▶ _What needs to be done_
All of the listing below must be repeated word for word. Pictures are the only thing to omit.

▶ _Records to use_

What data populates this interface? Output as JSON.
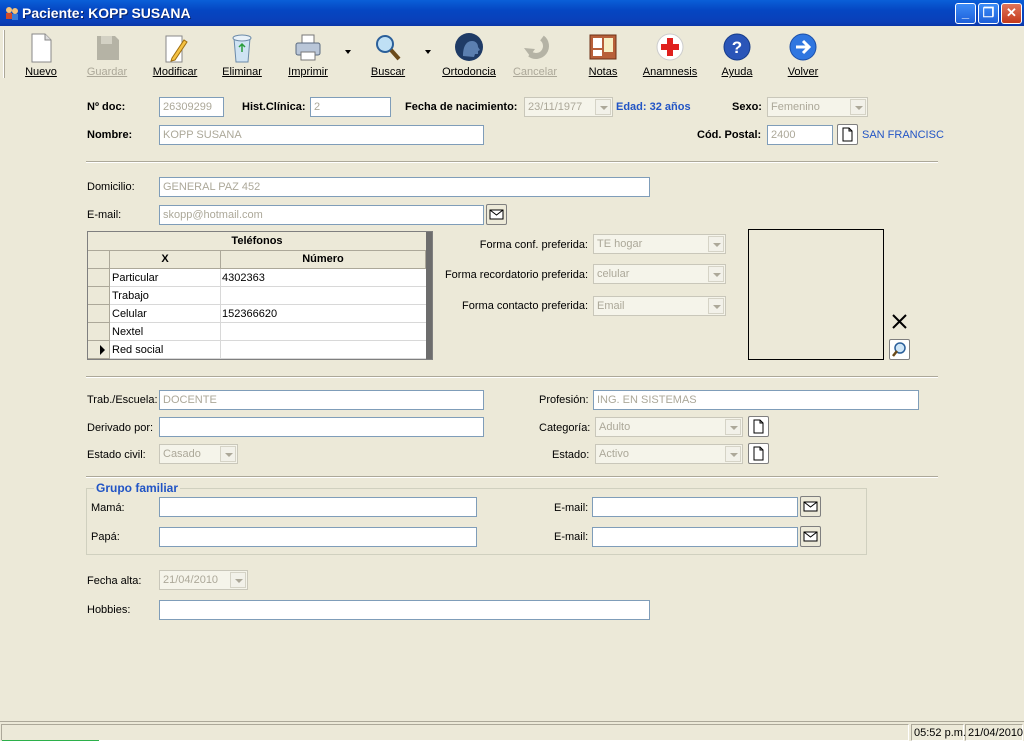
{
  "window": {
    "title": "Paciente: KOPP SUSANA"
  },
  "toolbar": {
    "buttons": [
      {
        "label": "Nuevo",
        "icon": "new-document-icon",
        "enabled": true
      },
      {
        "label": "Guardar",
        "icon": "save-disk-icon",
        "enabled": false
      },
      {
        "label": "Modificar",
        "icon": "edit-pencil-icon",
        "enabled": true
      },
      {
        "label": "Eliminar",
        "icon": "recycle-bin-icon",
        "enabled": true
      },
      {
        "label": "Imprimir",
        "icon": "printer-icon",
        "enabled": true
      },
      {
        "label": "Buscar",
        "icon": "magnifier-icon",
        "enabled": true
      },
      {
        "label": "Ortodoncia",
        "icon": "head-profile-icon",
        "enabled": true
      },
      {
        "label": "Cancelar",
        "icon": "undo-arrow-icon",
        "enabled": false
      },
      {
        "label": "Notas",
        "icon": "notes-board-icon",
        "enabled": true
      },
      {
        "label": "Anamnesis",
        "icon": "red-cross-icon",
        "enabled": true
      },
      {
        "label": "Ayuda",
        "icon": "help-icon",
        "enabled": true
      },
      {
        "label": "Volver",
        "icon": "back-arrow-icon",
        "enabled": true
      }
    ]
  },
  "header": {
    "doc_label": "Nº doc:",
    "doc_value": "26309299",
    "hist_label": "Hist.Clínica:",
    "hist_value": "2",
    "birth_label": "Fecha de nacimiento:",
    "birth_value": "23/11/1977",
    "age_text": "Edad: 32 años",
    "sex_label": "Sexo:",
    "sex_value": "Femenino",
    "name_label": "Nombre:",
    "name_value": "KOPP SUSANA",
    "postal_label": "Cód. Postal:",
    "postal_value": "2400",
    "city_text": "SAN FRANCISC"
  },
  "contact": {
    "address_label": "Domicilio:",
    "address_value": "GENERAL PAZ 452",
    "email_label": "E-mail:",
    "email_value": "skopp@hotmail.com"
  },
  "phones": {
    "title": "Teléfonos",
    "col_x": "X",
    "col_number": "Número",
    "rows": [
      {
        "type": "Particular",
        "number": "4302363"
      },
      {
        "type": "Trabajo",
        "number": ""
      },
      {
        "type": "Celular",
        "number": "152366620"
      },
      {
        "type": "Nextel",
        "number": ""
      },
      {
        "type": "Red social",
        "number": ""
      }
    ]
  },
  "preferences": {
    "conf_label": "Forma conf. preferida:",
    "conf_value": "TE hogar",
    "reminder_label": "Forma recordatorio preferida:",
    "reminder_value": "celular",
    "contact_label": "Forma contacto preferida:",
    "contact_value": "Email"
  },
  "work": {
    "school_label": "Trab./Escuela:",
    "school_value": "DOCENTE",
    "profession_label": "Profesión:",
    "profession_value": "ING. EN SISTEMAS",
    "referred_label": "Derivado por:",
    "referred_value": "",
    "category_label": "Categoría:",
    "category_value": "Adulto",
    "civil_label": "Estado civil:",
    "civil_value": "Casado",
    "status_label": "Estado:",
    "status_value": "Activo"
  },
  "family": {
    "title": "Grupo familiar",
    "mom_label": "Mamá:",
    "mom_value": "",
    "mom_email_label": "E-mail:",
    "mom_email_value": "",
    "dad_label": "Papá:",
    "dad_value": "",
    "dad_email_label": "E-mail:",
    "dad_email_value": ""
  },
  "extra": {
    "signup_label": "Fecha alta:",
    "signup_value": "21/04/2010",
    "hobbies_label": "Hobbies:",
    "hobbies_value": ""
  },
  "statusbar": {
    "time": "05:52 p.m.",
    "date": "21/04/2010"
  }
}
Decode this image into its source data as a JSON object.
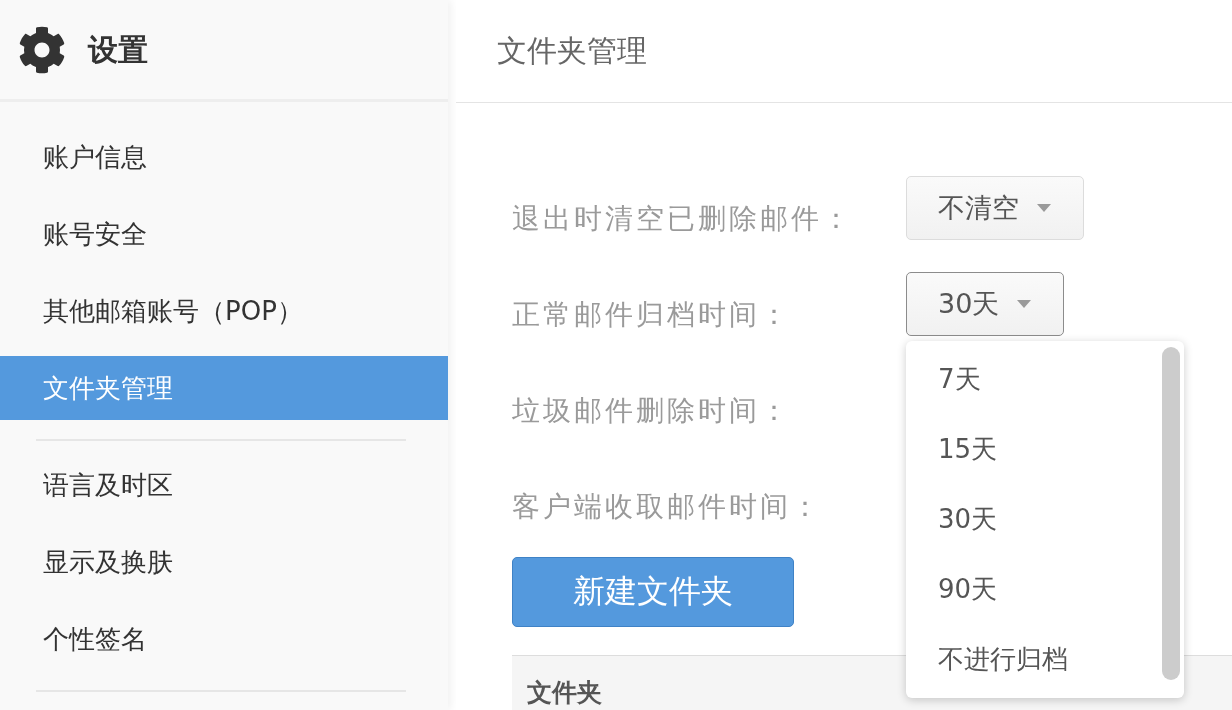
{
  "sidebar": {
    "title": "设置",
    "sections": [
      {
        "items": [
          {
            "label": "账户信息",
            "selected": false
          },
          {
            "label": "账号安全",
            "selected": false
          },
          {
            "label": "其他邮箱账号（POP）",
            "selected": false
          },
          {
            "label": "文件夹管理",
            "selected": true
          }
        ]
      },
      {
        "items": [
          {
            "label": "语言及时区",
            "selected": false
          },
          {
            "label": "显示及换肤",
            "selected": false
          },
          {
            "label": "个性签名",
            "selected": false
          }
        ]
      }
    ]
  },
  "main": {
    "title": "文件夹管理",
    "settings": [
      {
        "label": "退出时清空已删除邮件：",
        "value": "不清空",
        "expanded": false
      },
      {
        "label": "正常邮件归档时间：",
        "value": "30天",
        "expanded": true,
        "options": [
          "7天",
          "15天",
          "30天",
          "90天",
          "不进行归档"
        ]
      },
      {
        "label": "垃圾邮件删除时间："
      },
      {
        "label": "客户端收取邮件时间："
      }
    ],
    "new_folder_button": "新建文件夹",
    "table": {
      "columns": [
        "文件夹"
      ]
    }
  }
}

▶ _Response area_
What data populates this interface? Output as JSON.
{
  "window": {
    "title": "Paciente: KOPP SUSANA"
  },
  "toolbar": {
    "buttons": [
      {
        "label": "Nuevo",
        "icon": "new-document-icon",
        "enabled": true
      },
      {
        "label": "Guardar",
        "icon": "save-disk-icon",
        "enabled": false
      },
      {
        "label": "Modificar",
        "icon": "edit-pencil-icon",
        "enabled": true
      },
      {
        "label": "Eliminar",
        "icon": "recycle-bin-icon",
        "enabled": true
      },
      {
        "label": "Imprimir",
        "icon": "printer-icon",
        "enabled": true
      },
      {
        "label": "Buscar",
        "icon": "magnifier-icon",
        "enabled": true
      },
      {
        "label": "Ortodoncia",
        "icon": "head-profile-icon",
        "enabled": true
      },
      {
        "label": "Cancelar",
        "icon": "undo-arrow-icon",
        "enabled": false
      },
      {
        "label": "Notas",
        "icon": "notes-board-icon",
        "enabled": true
      },
      {
        "label": "Anamnesis",
        "icon": "red-cross-icon",
        "enabled": true
      },
      {
        "label": "Ayuda",
        "icon": "help-icon",
        "enabled": true
      },
      {
        "label": "Volver",
        "icon": "back-arrow-icon",
        "enabled": true
      }
    ]
  },
  "header": {
    "doc_label": "Nº doc:",
    "doc_value": "26309299",
    "hist_label": "Hist.Clínica:",
    "hist_value": "2",
    "birth_label": "Fecha de nacimiento:",
    "birth_value": "23/11/1977",
    "age_text": "Edad: 32 años",
    "sex_label": "Sexo:",
    "sex_value": "Femenino",
    "name_label": "Nombre:",
    "name_value": "KOPP SUSANA",
    "postal_label": "Cód. Postal:",
    "postal_value": "2400",
    "city_text": "SAN FRANCISC"
  },
  "contact": {
    "address_label": "Domicilio:",
    "address_value": "GENERAL PAZ 452",
    "email_label": "E-mail:",
    "email_value": "skopp@hotmail.com"
  },
  "phones": {
    "title": "Teléfonos",
    "col_x": "X",
    "col_number": "Número",
    "rows": [
      {
        "type": "Particular",
        "number": "4302363"
      },
      {
        "type": "Trabajo",
        "number": ""
      },
      {
        "type": "Celular",
        "number": "152366620"
      },
      {
        "type": "Nextel",
        "number": ""
      },
      {
        "type": "Red social",
        "number": ""
      }
    ]
  },
  "preferences": {
    "conf_label": "Forma conf. preferida:",
    "conf_value": "TE hogar",
    "reminder_label": "Forma recordatorio preferida:",
    "reminder_value": "celular",
    "contact_label": "Forma contacto preferida:",
    "contact_value": "Email"
  },
  "work": {
    "school_label": "Trab./Escuela:",
    "school_value": "DOCENTE",
    "profession_label": "Profesión:",
    "profession_value": "ING. EN SISTEMAS",
    "referred_label": "Derivado por:",
    "referred_value": "",
    "category_label": "Categoría:",
    "category_value": "Adulto",
    "civil_label": "Estado civil:",
    "civil_value": "Casado",
    "status_label": "Estado:",
    "status_value": "Activo"
  },
  "family": {
    "title": "Grupo familiar",
    "mom_label": "Mamá:",
    "mom_value": "",
    "mom_email_label": "E-mail:",
    "mom_email_value": "",
    "dad_label": "Papá:",
    "dad_value": "",
    "dad_email_label": "E-mail:",
    "dad_email_value": ""
  },
  "extra": {
    "signup_label": "Fecha alta:",
    "signup_value": "21/04/2010",
    "hobbies_label": "Hobbies:",
    "hobbies_value": ""
  },
  "statusbar": {
    "time": "05:52 p.m.",
    "date": "21/04/2010"
  }
}
Decode this image into its source data as a JSON object.
{
  "sidebar": {
    "title": "设置",
    "sections": [
      {
        "items": [
          {
            "label": "账户信息",
            "selected": false
          },
          {
            "label": "账号安全",
            "selected": false
          },
          {
            "label": "其他邮箱账号（POP）",
            "selected": false
          },
          {
            "label": "文件夹管理",
            "selected": true
          }
        ]
      },
      {
        "items": [
          {
            "label": "语言及时区",
            "selected": false
          },
          {
            "label": "显示及换肤",
            "selected": false
          },
          {
            "label": "个性签名",
            "selected": false
          }
        ]
      }
    ]
  },
  "main": {
    "title": "文件夹管理",
    "settings": [
      {
        "label": "退出时清空已删除邮件：",
        "value": "不清空",
        "expanded": false
      },
      {
        "label": "正常邮件归档时间：",
        "value": "30天",
        "expanded": true,
        "options": [
          "7天",
          "15天",
          "30天",
          "90天",
          "不进行归档"
        ]
      },
      {
        "label": "垃圾邮件删除时间："
      },
      {
        "label": "客户端收取邮件时间："
      }
    ],
    "new_folder_button": "新建文件夹",
    "table": {
      "columns": [
        "文件夹"
      ]
    }
  }
}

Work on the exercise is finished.